In this article Dr. Jonathan Sullivan discusses the benefits of lifting against the scourge of back pain. In his personal experience he has had less back pain since he started lifting heavy in his 50s than when he didn’t train in his 30s and 40s.
Dr. Sullivan gives an hour lecture with some Q&A for the remainder of the video. I apologize for the audio quality, but there are subtitles. Aging is something that everyone does, some better than others. How well we age is determined by what we do in our youth, much like retirement. Unlike retirement though, if you are at the age of retirement and start training now, you will see the benefits in a very short period of time. This video begins with some basic definitions including what he has coined the Sick Aging Phenotype and then proceeds through a wealth of information and studies. Dr. Sullivan relates aging to a type of competition and I am inclined to agree. Aging takes everyone out. The question is will you anguish for years depending on others to move you; taking several pills to counter the side effect of those as you waste away…or will you be independent and capable of enjoying life?
Category : Article
Do you have training plans for next year, or are you planning to exercise? Training implies that you are working toward a goal. Exercising is often confused with training, but is less effective.The best time to start training is as soon as you know you have a goal or want to make a change. Holidays are over now it time to get to work.
The second part of Dr. Petrizzo’s injury presentation.
The first part has been included for convenience.
Here is a Ted Talk by Dr. Kirk Parsley regarding sleep. Having seen a different presentation in person, his story went like this: Dr. Parsley was a Navy SEAL, went to medical school and came back to the teams as a physician. He was given a federally funded facility for sports injuries and the number one complaint he received from Seals was the inability to sleep. His patients were taking four times the recommended dose of Ambien and only getting a few hours of sleep nightly. From that point he began to look at sleep in a new way. The talk doesn’t get into that but I think it’s a nice background
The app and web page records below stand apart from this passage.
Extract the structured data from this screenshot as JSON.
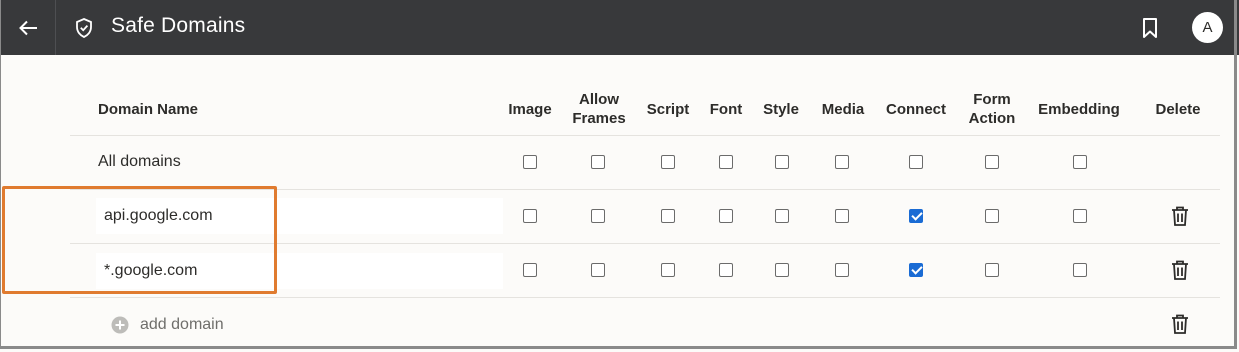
{
  "header": {
    "title": "Safe Domains",
    "avatar_initial": "A"
  },
  "columns": {
    "domain_name": "Domain Name",
    "image": "Image",
    "allow_frames_1": "Allow",
    "allow_frames_2": "Frames",
    "script": "Script",
    "font": "Font",
    "style": "Style",
    "media": "Media",
    "connect": "Connect",
    "form_action_1": "Form",
    "form_action_2": "Action",
    "embedding": "Embedding",
    "delete": "Delete"
  },
  "rows": [
    {
      "domain": "All domains",
      "editable": false,
      "checks": [
        false,
        false,
        false,
        false,
        false,
        false,
        false,
        false,
        false
      ]
    },
    {
      "domain": "api.google.com",
      "editable": true,
      "checks": [
        false,
        false,
        false,
        false,
        false,
        false,
        true,
        false,
        false
      ]
    },
    {
      "domain": "*.google.com",
      "editable": true,
      "checks": [
        false,
        false,
        false,
        false,
        false,
        false,
        true,
        false,
        false
      ]
    }
  ],
  "add_domain_label": "add domain",
  "colors": {
    "topbar": "#38393b",
    "checked": "#1a6bd4",
    "highlight": "#e07b2f"
  }
}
The video is about 17 minutes and gives some great reasons for getting more sleep. Sleep helps you get strong, lose fat and enjoy life. Sleep more, from 7.5 to 9 hours a night. Do this in total darkness, not even the light from your clock; to the point that you can wave your hand in front of your face and not be able to see it. When you get in bed it should be to do either of two things: sleep or sex. This would mean no television or reading in bed, train yourself to go to sleep when you get in bed.
This is an awesome presentation that helps define injuries so everyone is talking about the same thing. The studies and statistics present a picture of how safe weight lifting really is, despite the conventional wisdom that weight lifting will destroy your joints and thus your life. Also he takes time to specifically identify information regarding the lack of negative effect on growth plate cartilage in young lifters. Basically, quality coaching reduces the risk of injury when trying and if you already have something going on a good coach can help you train with out hurting you. It’s very cool that stuff like this is included as part of the continuing education of a Starting Strength Coach. This is part 1.
The Mayo Clinic gives some very good reasons why you should train for strength. The programming recommendations are less than optimal for gaining the most strength quickly, but it is at the very least good to see the organization moving in the direction of strength for all ages.
Staci has made quite a fitness odyssey, beginning at age 25 weighing 170 lbs, a year later at 117 lbs, and the following year weighed 140 lbs, but deadlifting 315 lbs (2 1/4 times her body weight). The article is quite thorough not only telling the story but gives an example of her diet and discusses tracking her progress to ensure she was getting results she wanted. My favorite part is her ditching the scale and realizing weight (meaning mass) doesn’t mean all that much if your body composition is where you want it. The article also does a good job of showing the evolution of Staci in an aesthetic sense, there are comparative pictures throughout.